Keisuke Yoshida, the driver of the Rhino and president of a US based Yamaha Motors subsidiary, raised the question only weeks later about the instability of the vehicle and possible future liability cases. Even with this question, the Rhino was released, and was an immediate success. The Rhino sold more than 150,000 in 15 months. With this explosion in sales came an explosion in consumer injuries and deaths. Within that time approximately 59 riders have been killed in accidents involving the Rhino, and there are currently more than 440 wrongful death or personal injury Rhino lawsuits pending.

With this influx of liability suits, Yamaha began recalling Rhinos for repair. In fact, Yamaha has recalled practically every part of its Rhino “side by side”. Although the Rhino was marketed as an off road vehicle, it does not have the traditional set up of motorcycle style seating. Instead it’s driver and passenger sit side by side instead of the normal tandem setup. The Rhino also has a tighter frame, in order to allow it to navigate easier through rocks and fit into the back of pickup trips without the need for a pull behind trailor. This shortened frame however has casued great instability in the Rhino 660s design and has caused thousands of rollovers with consumers. Rollovers in Rhinos have even occurred during test drives at dealerships as recently denoted in the CBS NEWS story on this topic.
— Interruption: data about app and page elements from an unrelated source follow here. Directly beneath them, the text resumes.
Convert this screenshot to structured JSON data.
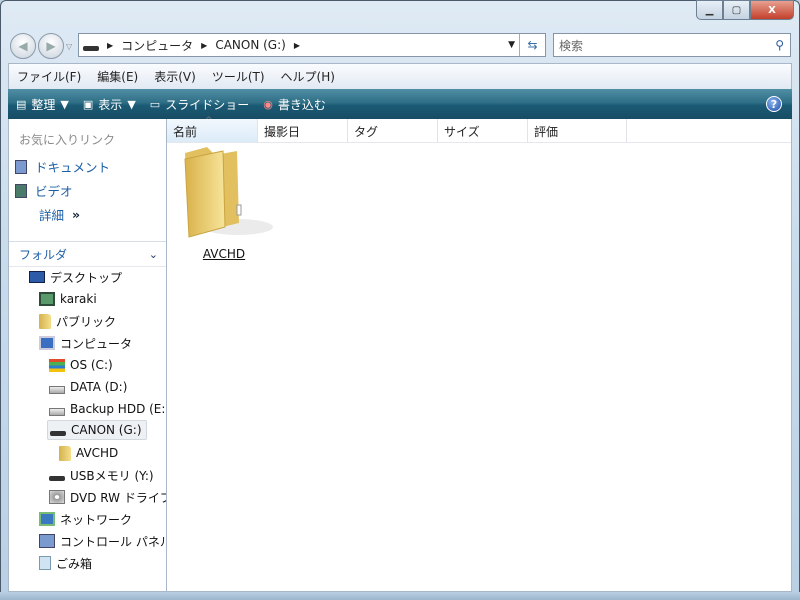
{
  "window": {
    "minimize": "▁",
    "maximize": "▢",
    "close": "X"
  },
  "address": {
    "segments": [
      "コンピュータ",
      "CANON (G:)"
    ]
  },
  "search": {
    "placeholder": "検索"
  },
  "menu": [
    "ファイル(F)",
    "編集(E)",
    "表示(V)",
    "ツール(T)",
    "ヘルプ(H)"
  ],
  "toolbar": {
    "organize": "整理",
    "views": "表示",
    "slideshow": "スライドショー",
    "burn": "書き込む",
    "help": "?"
  },
  "favorites": {
    "title": "お気に入りリンク",
    "items": [
      "ドキュメント",
      "ビデオ"
    ],
    "more": "詳細"
  },
  "folders": {
    "title": "フォルダ",
    "tree": [
      "デスクトップ",
      "karaki",
      "パブリック",
      "コンピュータ",
      "OS (C:)",
      "DATA (D:)",
      "Backup HDD (E:)",
      "CANON (G:)",
      "AVCHD",
      "USBメモリ (Y:)",
      "DVD RW ドライブ",
      "ネットワーク",
      "コントロール パネル",
      "ごみ箱"
    ]
  },
  "columns": [
    "名前",
    "撮影日",
    "タグ",
    "サイズ",
    "評価"
  ],
  "files": [
    {
      "name": "AVCHD"
    }
  ]
}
These crashes are not just due to high speeds or reckless driving. Serious accidents have even occurred at low to moderate speeds within normal conditions. Rhino Accidents have also been reported on flat ground, which is much tamer than the wild terrain the Rhino has and continues to be marketed for.

Yamaha contends that it is operator error that is responsible for the crashes and not faulty designs. Rhino crashes have occurred to drivers under 16, with crashes reported with drivers as young as 12. Although the rules and regulations of being 16 to operate an all terrain vehicle still apply, the vehicles design still needs some simple changes that would have prevented many of these accidents from occurring.

For more coverage of the Rhino ATV, CBS has multiple videos outlining Rhino “side by side” crashes at http://www.cbsnews.com/video/watch/?id=5214842n&tag=related;photovideo

If you or anyone you know has been injured by a Rhino 660, consult the our Yamaha Rhino Attorneys now.